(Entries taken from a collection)
===============
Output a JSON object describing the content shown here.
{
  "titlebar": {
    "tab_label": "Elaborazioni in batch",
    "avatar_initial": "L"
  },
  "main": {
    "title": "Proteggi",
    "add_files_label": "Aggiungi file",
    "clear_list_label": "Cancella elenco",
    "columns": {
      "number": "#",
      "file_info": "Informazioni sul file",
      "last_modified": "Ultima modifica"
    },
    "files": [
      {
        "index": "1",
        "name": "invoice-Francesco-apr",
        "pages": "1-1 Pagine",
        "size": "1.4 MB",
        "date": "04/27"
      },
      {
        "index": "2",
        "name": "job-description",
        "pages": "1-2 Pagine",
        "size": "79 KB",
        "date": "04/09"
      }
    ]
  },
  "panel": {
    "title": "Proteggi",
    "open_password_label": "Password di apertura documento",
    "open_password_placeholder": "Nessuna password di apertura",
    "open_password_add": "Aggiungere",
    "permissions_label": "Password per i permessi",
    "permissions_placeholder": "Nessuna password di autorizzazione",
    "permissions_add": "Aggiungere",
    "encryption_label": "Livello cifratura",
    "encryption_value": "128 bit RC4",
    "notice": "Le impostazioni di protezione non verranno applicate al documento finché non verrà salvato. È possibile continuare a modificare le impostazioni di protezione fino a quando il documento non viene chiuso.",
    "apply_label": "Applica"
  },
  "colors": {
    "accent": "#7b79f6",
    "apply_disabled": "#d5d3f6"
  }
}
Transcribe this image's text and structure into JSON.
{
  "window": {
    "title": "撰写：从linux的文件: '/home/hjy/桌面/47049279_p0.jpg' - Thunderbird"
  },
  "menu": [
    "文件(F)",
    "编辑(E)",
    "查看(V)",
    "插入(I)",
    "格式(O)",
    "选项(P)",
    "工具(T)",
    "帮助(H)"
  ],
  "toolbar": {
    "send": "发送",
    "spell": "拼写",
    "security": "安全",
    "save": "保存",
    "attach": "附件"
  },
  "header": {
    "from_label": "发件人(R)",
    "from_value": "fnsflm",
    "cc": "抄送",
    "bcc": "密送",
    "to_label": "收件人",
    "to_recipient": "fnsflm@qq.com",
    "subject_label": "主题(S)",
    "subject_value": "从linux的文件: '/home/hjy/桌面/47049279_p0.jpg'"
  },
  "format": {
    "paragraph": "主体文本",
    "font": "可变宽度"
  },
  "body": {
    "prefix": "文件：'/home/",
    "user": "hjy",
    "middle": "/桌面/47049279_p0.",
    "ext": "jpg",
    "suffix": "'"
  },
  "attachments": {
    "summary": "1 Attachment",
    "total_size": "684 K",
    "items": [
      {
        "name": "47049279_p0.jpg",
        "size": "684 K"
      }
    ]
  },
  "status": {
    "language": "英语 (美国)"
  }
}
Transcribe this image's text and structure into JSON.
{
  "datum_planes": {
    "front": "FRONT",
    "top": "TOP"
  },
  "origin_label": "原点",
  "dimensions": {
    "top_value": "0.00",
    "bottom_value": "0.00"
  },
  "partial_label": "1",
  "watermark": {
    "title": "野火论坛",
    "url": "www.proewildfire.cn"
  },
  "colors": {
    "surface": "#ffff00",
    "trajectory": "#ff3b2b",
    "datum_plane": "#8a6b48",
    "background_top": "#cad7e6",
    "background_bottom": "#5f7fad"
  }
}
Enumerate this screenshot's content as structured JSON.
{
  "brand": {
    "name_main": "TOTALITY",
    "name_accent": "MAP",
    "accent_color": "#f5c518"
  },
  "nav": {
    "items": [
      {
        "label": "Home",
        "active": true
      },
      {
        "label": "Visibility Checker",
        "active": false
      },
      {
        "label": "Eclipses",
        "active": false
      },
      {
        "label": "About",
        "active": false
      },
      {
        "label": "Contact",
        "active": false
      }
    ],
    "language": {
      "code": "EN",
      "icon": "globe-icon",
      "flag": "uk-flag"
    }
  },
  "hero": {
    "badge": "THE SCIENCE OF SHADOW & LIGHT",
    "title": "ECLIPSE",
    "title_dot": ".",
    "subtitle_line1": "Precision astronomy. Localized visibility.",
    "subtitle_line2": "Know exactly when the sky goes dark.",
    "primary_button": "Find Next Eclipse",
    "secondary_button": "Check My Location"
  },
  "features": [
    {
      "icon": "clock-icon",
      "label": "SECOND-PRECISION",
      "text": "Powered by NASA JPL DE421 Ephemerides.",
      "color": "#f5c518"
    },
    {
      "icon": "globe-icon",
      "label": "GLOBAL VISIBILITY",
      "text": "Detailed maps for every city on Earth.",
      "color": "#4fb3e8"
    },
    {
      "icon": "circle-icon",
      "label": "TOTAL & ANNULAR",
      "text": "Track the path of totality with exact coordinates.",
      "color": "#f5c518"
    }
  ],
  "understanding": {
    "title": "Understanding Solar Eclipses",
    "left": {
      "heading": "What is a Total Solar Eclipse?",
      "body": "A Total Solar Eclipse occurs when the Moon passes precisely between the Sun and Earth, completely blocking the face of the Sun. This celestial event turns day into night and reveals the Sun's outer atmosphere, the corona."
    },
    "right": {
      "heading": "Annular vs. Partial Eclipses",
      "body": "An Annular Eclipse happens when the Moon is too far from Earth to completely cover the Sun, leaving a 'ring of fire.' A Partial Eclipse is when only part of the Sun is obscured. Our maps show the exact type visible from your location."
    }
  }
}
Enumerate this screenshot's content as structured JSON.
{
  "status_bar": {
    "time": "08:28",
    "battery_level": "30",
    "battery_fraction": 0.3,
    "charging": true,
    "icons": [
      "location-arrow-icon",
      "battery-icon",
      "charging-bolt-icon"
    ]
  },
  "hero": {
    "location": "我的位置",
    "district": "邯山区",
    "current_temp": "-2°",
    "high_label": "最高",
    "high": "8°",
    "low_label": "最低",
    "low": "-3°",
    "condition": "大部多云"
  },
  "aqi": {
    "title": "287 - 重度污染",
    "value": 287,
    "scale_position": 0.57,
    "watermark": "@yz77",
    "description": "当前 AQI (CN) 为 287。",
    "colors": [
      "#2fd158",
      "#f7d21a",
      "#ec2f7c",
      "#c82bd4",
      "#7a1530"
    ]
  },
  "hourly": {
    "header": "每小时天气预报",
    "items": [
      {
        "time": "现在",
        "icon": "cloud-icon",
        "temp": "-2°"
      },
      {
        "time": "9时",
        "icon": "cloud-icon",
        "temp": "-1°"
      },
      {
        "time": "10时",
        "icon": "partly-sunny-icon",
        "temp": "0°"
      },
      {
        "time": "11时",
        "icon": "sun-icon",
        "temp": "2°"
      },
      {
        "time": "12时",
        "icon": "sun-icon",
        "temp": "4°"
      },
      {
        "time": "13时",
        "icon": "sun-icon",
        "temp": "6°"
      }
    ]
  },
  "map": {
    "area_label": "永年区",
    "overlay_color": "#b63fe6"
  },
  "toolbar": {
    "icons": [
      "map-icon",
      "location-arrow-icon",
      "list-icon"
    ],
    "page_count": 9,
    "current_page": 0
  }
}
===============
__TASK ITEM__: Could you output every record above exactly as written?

__ANSWER TO THE EXERCISE__:
Output a JSON object describing the content shown here.
{
  "titlebar": {
    "tab_label": "Elaborazioni in batch",
    "avatar_initial": "L"
  },
  "main": {
    "title": "Proteggi",
    "add_files_label": "Aggiungi file",
    "clear_list_label": "Cancella elenco",
    "columns": {
      "number": "#",
      "file_info": "Informazioni sul file",
      "last_modified": "Ultima modifica"
    },
    "files": [
      {
        "index": "1",
        "name": "invoice-Francesco-apr",
        "pages": "1-1 Pagine",
        "size": "1.4 MB",
        "date": "04/27"
      },
      {
        "index": "2",
        "name": "job-description",
        "pages": "1-2 Pagine",
        "size": "79 KB",
        "date": "04/09"
      }
    ]
  },
  "panel": {
    "title": "Proteggi",
    "open_password_label": "Password di apertura documento",
    "open_password_placeholder": "Nessuna password di apertura",
    "open_password_add": "Aggiungere",
    "permissions_label": "Password per i permessi",
    "permissions_placeholder": "Nessuna password di autorizzazione",
    "permissions_add": "Aggiungere",
    "encryption_label": "Livello cifratura",
    "encryption_value": "128 bit RC4",
    "notice": "Le impostazioni di protezione non verranno applicate al documento finché non verrà salvato. È possibile continuare a modificare le impostazioni di protezione fino a quando il documento non viene chiuso.",
    "apply_label": "Applica"
  },
  "colors": {
    "accent": "#7b79f6",
    "apply_disabled": "#d5d3f6"
  }
}
Transcribe this image's text and structure into JSON.
{
  "window": {
    "title": "撰写：从linux的文件: '/home/hjy/桌面/47049279_p0.jpg' - Thunderbird"
  },
  "menu": [
    "文件(F)",
    "编辑(E)",
    "查看(V)",
    "插入(I)",
    "格式(O)",
    "选项(P)",
    "工具(T)",
    "帮助(H)"
  ],
  "toolbar": {
    "send": "发送",
    "spell": "拼写",
    "security": "安全",
    "save": "保存",
    "attach": "附件"
  },
  "header": {
    "from_label": "发件人(R)",
    "from_value": "fnsflm",
    "cc": "抄送",
    "bcc": "密送",
    "to_label": "收件人",
    "to_recipient": "fnsflm@qq.com",
    "subject_label": "主题(S)",
    "subject_value": "从linux的文件: '/home/hjy/桌面/47049279_p0.jpg'"
  },
  "format": {
    "paragraph": "主体文本",
    "font": "可变宽度"
  },
  "body": {
    "prefix": "文件：'/home/",
    "user": "hjy",
    "middle": "/桌面/47049279_p0.",
    "ext": "jpg",
    "suffix": "'"
  },
  "attachments": {
    "summary": "1 Attachment",
    "total_size": "684 K",
    "items": [
      {
        "name": "47049279_p0.jpg",
        "size": "684 K"
      }
    ]
  },
  "status": {
    "language": "英语 (美国)"
  }
}
Transcribe this image's text and structure into JSON.
{
  "datum_planes": {
    "front": "FRONT",
    "top": "TOP"
  },
  "origin_label": "原点",
  "dimensions": {
    "top_value": "0.00",
    "bottom_value": "0.00"
  },
  "partial_label": "1",
  "watermark": {
    "title": "野火论坛",
    "url": "www.proewildfire.cn"
  },
  "colors": {
    "surface": "#ffff00",
    "trajectory": "#ff3b2b",
    "datum_plane": "#8a6b48",
    "background_top": "#cad7e6",
    "background_bottom": "#5f7fad"
  }
}
Enumerate this screenshot's content as structured JSON.
{
  "brand": {
    "name_main": "TOTALITY",
    "name_accent": "MAP",
    "accent_color": "#f5c518"
  },
  "nav": {
    "items": [
      {
        "label": "Home",
        "active": true
      },
      {
        "label": "Visibility Checker",
        "active": false
      },
      {
        "label": "Eclipses",
        "active": false
      },
      {
        "label": "About",
        "active": false
      },
      {
        "label": "Contact",
        "active": false
      }
    ],
    "language": {
      "code": "EN",
      "icon": "globe-icon",
      "flag": "uk-flag"
    }
  },
  "hero": {
    "badge": "THE SCIENCE OF SHADOW & LIGHT",
    "title": "ECLIPSE",
    "title_dot": ".",
    "subtitle_line1": "Precision astronomy. Localized visibility.",
    "subtitle_line2": "Know exactly when the sky goes dark.",
    "primary_button": "Find Next Eclipse",
    "secondary_button": "Check My Location"
  },
  "features": [
    {
      "icon": "clock-icon",
      "label": "SECOND-PRECISION",
      "text": "Powered by NASA JPL DE421 Ephemerides.",
      "color": "#f5c518"
    },
    {
      "icon": "globe-icon",
      "label": "GLOBAL VISIBILITY",
      "text": "Detailed maps for every city on Earth.",
      "color": "#4fb3e8"
    },
    {
      "icon": "circle-icon",
      "label": "TOTAL & ANNULAR",
      "text": "Track the path of totality with exact coordinates.",
      "color": "#f5c518"
    }
  ],
  "understanding": {
    "title": "Understanding Solar Eclipses",
    "left": {
      "heading": "What is a Total Solar Eclipse?",
      "body": "A Total Solar Eclipse occurs when the Moon passes precisely between the Sun and Earth, completely blocking the face of the Sun. This celestial event turns day into night and reveals the Sun's outer atmosphere, the corona."
    },
    "right": {
      "heading": "Annular vs. Partial Eclipses",
      "body": "An Annular Eclipse happens when the Moon is too far from Earth to completely cover the Sun, leaving a 'ring of fire.' A Partial Eclipse is when only part of the Sun is obscured. Our maps show the exact type visible from your location."
    }
  }
}
Enumerate this screenshot's content as structured JSON.
{
  "status_bar": {
    "time": "08:28",
    "battery_level": "30",
    "battery_fraction": 0.3,
    "charging": true,
    "icons": [
      "location-arrow-icon",
      "battery-icon",
      "charging-bolt-icon"
    ]
  },
  "hero": {
    "location": "我的位置",
    "district": "邯山区",
    "current_temp": "-2°",
    "high_label": "最高",
    "high": "8°",
    "low_label": "最低",
    "low": "-3°",
    "condition": "大部多云"
  },
  "aqi": {
    "title": "287 - 重度污染",
    "value": 287,
    "scale_position": 0.57,
    "watermark": "@yz77",
    "description": "当前 AQI (CN) 为 287。",
    "colors": [
      "#2fd158",
      "#f7d21a",
      "#ec2f7c",
      "#c82bd4",
      "#7a1530"
    ]
  },
  "hourly": {
    "header": "每小时天气预报",
    "items": [
      {
        "time": "现在",
        "icon": "cloud-icon",
        "temp": "-2°"
      },
      {
        "time": "9时",
        "icon": "cloud-icon",
        "temp": "-1°"
      },
      {
        "time": "10时",
        "icon": "partly-sunny-icon",
        "temp": "0°"
      },
      {
        "time": "11时",
        "icon": "sun-icon",
        "temp": "2°"
      },
      {
        "time": "12时",
        "icon": "sun-icon",
        "temp": "4°"
      },
      {
        "time": "13时",
        "icon": "sun-icon",
        "temp": "6°"
      }
    ]
  },
  "map": {
    "area_label": "永年区",
    "overlay_color": "#b63fe6"
  },
  "toolbar": {
    "icons": [
      "map-icon",
      "location-arrow-icon",
      "list-icon"
    ],
    "page_count": 9,
    "current_page": 0
  }
}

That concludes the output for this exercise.